(Work instruction): Give an exact copy of the data that follows.

Data records

**********

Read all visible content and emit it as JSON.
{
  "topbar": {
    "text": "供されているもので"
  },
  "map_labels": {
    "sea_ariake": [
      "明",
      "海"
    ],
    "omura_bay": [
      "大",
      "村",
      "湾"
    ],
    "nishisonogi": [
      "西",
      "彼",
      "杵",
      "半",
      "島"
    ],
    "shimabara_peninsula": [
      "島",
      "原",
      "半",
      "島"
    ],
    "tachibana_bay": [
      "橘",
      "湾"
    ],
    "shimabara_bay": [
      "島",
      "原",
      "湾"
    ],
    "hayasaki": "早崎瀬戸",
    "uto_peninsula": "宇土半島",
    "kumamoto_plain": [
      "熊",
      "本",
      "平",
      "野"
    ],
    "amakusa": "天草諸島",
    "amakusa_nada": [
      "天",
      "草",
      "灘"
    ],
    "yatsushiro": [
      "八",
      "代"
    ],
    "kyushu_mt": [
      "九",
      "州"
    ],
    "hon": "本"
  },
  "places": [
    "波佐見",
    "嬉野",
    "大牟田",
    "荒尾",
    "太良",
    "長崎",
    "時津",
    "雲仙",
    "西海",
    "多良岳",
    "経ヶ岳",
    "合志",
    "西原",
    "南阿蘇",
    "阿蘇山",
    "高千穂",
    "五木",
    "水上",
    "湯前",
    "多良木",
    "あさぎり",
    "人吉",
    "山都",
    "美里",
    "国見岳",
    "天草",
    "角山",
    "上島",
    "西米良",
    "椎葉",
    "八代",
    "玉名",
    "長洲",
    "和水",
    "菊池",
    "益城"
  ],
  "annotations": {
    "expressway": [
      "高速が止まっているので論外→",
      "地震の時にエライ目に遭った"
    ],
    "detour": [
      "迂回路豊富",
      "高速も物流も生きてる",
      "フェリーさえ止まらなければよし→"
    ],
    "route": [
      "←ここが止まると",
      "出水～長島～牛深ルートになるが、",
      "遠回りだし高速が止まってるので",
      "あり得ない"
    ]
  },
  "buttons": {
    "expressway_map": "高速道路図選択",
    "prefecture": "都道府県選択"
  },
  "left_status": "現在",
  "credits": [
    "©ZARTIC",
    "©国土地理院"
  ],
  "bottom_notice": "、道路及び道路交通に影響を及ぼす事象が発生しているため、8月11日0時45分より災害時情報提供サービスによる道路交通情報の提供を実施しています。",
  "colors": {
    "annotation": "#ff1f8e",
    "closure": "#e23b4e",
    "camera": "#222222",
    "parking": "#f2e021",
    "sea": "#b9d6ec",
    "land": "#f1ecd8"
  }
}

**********

(Final answer):
Read all visible content and emit it as JSON.
{
  "topbar": {
    "text": "供されているもので"
  },
  "map_labels": {
    "sea_ariake": [
      "明",
      "海"
    ],
    "omura_bay": [
      "大",
      "村",
      "湾"
    ],
    "nishisonogi": [
      "西",
      "彼",
      "杵",
      "半",
      "島"
    ],
    "shimabara_peninsula": [
      "島",
      "原",
      "半",
      "島"
    ],
    "tachibana_bay": [
      "橘",
      "湾"
    ],
    "shimabara_bay": [
      "島",
      "原",
      "湾"
    ],
    "hayasaki": "早崎瀬戸",
    "uto_peninsula": "宇土半島",
    "kumamoto_plain": [
      "熊",
      "本",
      "平",
      "野"
    ],
    "amakusa": "天草諸島",
    "amakusa_nada": [
      "天",
      "草",
      "灘"
    ],
    "yatsushiro": [
      "八",
      "代"
    ],
    "kyushu_mt": [
      "九",
      "州"
    ],
    "hon": "本"
  },
  "places": [
    "波佐見",
    "嬉野",
    "大牟田",
    "荒尾",
    "太良",
    "長崎",
    "時津",
    "雲仙",
    "西海",
    "多良岳",
    "経ヶ岳",
    "合志",
    "西原",
    "南阿蘇",
    "阿蘇山",
    "高千穂",
    "五木",
    "水上",
    "湯前",
    "多良木",
    "あさぎり",
    "人吉",
    "山都",
    "美里",
    "国見岳",
    "天草",
    "角山",
    "上島",
    "西米良",
    "椎葉",
    "八代",
    "玉名",
    "長洲",
    "和水",
    "菊池",
    "益城"
  ],
  "annotations": {
    "expressway": [
      "高速が止まっているので論外→",
      "地震の時にエライ目に遭った"
    ],
    "detour": [
      "迂回路豊富",
      "高速も物流も生きてる",
      "フェリーさえ止まらなければよし→"
    ],
    "route": [
      "←ここが止まると",
      "出水～長島～牛深ルートになるが、",
      "遠回りだし高速が止まってるので",
      "あり得ない"
    ]
  },
  "buttons": {
    "expressway_map": "高速道路図選択",
    "prefecture": "都道府県選択"
  },
  "left_status": "現在",
  "credits": [
    "©ZARTIC",
    "©国土地理院"
  ],
  "bottom_notice": "、道路及び道路交通に影響を及ぼす事象が発生しているため、8月11日0時45分より災害時情報提供サービスによる道路交通情報の提供を実施しています。",
  "colors": {
    "annotation": "#ff1f8e",
    "closure": "#e23b4e",
    "camera": "#222222",
    "parking": "#f2e021",
    "sea": "#b9d6ec",
    "land": "#f1ecd8"
  }
}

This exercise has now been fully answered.